STPI Presents Han Sai Por’s “The Forest and Its Soul”
By STPI – Creative Workshop and Gallery
* This post is presented by STPI — Creative Workshop and Gallery.
“I like to experiment so as to discover the material that I’m working with through my hands-on approach. This is a language for me, allowing me to interpret the vision that I have. At STPI, it was about this kind of experimenting and discovering.” —Han Sai Por
“The Forest and Its Soul” marks the second residency and solo exhibition of Singaporean artist Han Sai Por with STPI. Following her first residency in 2013, the sculptor returned to the Creative Workshop to create 35 new print and paper works in a span of three weeks. Using technologies that are new to the artist, such as photo intaglio and laser-cutting, the works exemplify Han’s enduring artistic exploration unbounded by a singular medium, even at this stage of her multi-decade-long career.
This body of work draws from the artist’s experience of walking through dense forests, which Han describes as “an emotional landscape.” Additionally, it evokes the boundless energy of the multilayered forest ecosystem, composed of many elements: blowing wind, dancing leaves, rolling waters, mud teeming with microlife, detritus on the floor, and more.
The impression of layers and depth in the works presented (all 2022) is achieved through a myriad of techniques. For the sweeping abstraction Sea Vision, after the shape of the canvas had been formed through paper casting, Han continued to hand-sculpt areas of the work to accentuate its depth despite its seeming two-dimensionality.

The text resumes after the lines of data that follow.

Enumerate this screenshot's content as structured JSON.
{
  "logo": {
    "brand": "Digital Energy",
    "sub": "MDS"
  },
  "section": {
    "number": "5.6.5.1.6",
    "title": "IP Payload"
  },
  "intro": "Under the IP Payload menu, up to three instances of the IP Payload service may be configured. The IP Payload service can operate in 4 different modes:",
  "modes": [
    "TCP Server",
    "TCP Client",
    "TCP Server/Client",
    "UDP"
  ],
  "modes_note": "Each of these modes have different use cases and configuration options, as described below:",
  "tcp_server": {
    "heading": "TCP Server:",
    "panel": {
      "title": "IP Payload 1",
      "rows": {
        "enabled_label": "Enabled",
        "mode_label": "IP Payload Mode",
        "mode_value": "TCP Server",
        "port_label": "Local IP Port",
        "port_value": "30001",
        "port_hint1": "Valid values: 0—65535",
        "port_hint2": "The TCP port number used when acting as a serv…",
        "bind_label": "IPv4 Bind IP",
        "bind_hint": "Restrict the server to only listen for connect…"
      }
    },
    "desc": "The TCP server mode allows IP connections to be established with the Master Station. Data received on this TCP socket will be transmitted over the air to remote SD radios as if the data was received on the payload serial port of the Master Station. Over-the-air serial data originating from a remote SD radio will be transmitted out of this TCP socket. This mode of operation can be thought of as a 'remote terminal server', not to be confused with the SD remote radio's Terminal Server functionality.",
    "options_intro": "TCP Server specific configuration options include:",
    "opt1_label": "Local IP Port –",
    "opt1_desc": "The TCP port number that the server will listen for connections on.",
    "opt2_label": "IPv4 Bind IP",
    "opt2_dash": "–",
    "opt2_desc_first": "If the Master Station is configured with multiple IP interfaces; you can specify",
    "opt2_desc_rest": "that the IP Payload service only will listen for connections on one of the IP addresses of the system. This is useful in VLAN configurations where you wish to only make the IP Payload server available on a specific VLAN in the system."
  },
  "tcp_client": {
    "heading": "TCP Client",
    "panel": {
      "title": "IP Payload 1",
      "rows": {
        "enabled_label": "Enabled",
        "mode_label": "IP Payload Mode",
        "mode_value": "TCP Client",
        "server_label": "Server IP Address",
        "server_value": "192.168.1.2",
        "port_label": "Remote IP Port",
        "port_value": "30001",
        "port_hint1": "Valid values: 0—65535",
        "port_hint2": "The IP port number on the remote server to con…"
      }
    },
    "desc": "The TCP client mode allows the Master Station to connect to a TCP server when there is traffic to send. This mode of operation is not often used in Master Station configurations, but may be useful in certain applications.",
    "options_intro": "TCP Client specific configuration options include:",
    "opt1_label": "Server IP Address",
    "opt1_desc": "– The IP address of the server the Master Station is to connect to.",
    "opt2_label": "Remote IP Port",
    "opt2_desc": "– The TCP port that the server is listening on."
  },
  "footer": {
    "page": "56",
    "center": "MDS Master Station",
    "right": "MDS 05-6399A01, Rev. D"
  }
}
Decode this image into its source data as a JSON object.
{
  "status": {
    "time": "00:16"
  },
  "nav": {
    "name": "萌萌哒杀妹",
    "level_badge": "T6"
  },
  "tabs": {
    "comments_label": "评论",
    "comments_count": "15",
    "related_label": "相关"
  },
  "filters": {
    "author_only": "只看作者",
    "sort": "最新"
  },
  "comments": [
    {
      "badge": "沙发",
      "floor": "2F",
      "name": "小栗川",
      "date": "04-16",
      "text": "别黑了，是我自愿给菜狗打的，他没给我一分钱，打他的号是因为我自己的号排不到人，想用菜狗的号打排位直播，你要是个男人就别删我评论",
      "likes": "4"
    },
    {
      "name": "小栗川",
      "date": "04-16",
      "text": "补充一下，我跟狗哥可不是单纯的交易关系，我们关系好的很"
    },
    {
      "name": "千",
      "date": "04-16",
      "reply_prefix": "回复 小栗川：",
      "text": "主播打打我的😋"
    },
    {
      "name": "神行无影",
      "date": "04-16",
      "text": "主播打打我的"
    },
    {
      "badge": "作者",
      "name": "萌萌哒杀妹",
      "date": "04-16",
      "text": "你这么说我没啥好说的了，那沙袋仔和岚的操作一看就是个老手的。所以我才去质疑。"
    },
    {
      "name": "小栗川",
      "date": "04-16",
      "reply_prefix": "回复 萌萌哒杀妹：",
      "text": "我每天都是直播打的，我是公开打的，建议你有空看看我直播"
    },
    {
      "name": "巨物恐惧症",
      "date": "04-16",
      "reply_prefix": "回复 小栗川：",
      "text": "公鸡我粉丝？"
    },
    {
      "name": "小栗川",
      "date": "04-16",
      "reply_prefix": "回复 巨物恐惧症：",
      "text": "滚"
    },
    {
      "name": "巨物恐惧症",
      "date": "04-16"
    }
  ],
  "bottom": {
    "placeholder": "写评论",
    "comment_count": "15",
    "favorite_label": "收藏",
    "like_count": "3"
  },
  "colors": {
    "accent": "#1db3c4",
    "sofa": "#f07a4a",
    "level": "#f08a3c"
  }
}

Working heavily with STPI’s laser-cut machine for In the Silence and her Night and Day series, the artist carved many ghostly, skeletal trees out of textured paper handmade in STPI, and subsequently layered one atop the other. In creating the Burning Forest series, Han transformed her sketches into a fiery forest through the laser-etch technique.
Presented with the possibilities of photo intaglio, the artist was able to capture her meticulously detailed sketches—where the highlights and shadows are skilfully expressed through the artist’s hand—in the medium of print. “The Forest and Its Soul” articulates the artist’s long-lasting relationship with nature and its many components, and circles back to her view of it as a highly textural, multilayered landscape.
Ultimately, Han hopes for visitors to reacquaint themselves with the full breadth of nature, and to encourage care and reverence for the living world all around us.
About Han Sai Por
A formidable artistic figure with more than 50 years of practice, Han Sai Por (b. 1943, Singapore) is one of Asia’s leading modern sculptors and a recipient of Singapore’s Cultural Medallion Award in 1995. Her experiences have shaped her aesthetic language of understated, geometric, and organic forms; marble sculptures appear pliant, making for instantly recognizable works that speak of her years of experience.
Her education in fine arts and landscape architecture strengthened her keen understanding of nature and the environment that influenced her work. Most of her works are inspired by the flora and fauna in the tropical forests of Southeast Asia. They often comment on the changing landscapes in the region and the deforestation that adversely impacts the environment and ecosystems.
Han has won international acclaim and participated in numerous international exhibitions and projects around the world. Her works can be found in the collections of the National Gallery Singapore, Singapore Art Museum, National Museum in Beijing, and the Australian Parliament.
STPI is a creative workshop and contemporary art gallery based in Singapore. Established in 2002, STPI is committed to promoting artistic experimentation in the mediums of print and paper, making it one of the most cutting-edge destinations for contemporary art in Asia. STPI sits alongside National Gallery Singapore and the Singapore Art Museum as part of the national Visual Arts Cluster of leading institutions in the region.
Han Sai Por’s “The Forest and Its Soul” is on view at the STPI Gallery, Singapore, until May 22, 2022.